═══ Record extracts ═══
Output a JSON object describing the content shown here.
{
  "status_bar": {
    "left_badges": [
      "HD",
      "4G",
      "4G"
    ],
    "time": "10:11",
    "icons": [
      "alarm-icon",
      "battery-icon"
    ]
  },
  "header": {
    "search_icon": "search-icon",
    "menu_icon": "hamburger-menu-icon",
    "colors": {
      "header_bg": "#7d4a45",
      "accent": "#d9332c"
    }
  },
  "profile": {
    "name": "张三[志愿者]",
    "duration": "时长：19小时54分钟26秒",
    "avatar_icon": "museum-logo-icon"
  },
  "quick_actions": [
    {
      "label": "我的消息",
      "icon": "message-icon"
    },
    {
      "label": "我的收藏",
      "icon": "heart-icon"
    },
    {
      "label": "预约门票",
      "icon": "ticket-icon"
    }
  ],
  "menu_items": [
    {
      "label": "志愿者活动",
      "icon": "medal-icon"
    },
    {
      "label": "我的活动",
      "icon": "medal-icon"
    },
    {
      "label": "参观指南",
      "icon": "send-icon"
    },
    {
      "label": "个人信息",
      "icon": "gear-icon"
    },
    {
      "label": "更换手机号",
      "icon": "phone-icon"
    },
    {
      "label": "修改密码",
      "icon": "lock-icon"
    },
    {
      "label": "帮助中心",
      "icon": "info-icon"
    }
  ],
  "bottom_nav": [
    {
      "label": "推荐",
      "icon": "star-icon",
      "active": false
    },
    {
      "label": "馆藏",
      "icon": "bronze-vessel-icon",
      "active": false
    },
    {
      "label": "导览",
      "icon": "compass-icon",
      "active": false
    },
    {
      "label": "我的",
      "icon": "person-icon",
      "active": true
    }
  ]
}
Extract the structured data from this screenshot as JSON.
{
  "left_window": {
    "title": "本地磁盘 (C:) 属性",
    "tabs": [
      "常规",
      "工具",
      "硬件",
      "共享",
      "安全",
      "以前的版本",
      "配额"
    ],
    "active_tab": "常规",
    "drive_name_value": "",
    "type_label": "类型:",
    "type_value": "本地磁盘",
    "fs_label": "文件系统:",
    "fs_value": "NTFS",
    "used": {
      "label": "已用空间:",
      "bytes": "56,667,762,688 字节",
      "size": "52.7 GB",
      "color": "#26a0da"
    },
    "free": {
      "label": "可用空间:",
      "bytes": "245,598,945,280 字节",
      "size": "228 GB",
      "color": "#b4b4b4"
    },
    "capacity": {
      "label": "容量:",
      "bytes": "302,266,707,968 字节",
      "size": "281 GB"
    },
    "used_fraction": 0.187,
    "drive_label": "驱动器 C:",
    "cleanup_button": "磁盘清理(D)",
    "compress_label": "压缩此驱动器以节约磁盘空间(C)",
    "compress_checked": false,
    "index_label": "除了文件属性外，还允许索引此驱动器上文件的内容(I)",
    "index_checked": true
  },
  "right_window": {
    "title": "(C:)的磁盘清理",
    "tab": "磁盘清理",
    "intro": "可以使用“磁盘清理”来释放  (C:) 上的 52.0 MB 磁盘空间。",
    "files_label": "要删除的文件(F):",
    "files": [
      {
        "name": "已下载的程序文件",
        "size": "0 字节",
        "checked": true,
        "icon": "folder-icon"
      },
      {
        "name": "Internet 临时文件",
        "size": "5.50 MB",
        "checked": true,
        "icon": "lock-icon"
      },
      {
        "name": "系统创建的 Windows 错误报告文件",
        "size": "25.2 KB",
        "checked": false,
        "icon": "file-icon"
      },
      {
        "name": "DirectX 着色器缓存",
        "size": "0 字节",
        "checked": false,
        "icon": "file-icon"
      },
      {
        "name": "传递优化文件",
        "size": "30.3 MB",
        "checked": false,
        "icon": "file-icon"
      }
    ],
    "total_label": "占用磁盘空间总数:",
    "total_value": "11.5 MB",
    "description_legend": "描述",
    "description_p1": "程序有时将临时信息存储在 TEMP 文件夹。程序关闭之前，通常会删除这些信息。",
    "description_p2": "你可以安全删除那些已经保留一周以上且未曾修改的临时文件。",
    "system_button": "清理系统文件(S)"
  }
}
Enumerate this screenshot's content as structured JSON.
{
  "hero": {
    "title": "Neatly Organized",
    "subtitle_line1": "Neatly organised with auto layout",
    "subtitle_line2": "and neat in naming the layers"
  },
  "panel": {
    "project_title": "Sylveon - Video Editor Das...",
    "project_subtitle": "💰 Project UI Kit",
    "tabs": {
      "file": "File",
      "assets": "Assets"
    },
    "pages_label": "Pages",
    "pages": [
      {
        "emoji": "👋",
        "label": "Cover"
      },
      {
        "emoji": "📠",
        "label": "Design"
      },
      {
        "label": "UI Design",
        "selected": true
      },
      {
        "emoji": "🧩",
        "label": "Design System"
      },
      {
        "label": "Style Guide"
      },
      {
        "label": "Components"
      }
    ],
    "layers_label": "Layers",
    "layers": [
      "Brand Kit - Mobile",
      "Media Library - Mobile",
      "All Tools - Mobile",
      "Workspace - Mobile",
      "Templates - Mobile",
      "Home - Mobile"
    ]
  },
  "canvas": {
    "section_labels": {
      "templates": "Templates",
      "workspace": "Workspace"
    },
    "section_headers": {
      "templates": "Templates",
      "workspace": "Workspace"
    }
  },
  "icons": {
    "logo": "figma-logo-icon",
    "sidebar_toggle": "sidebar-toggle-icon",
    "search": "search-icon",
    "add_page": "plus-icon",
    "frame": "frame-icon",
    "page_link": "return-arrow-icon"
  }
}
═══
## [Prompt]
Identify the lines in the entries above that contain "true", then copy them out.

## [Answer box]
      "active": true
    "index_checked": true
        "checked": true,
        "checked": true,
        "selected": true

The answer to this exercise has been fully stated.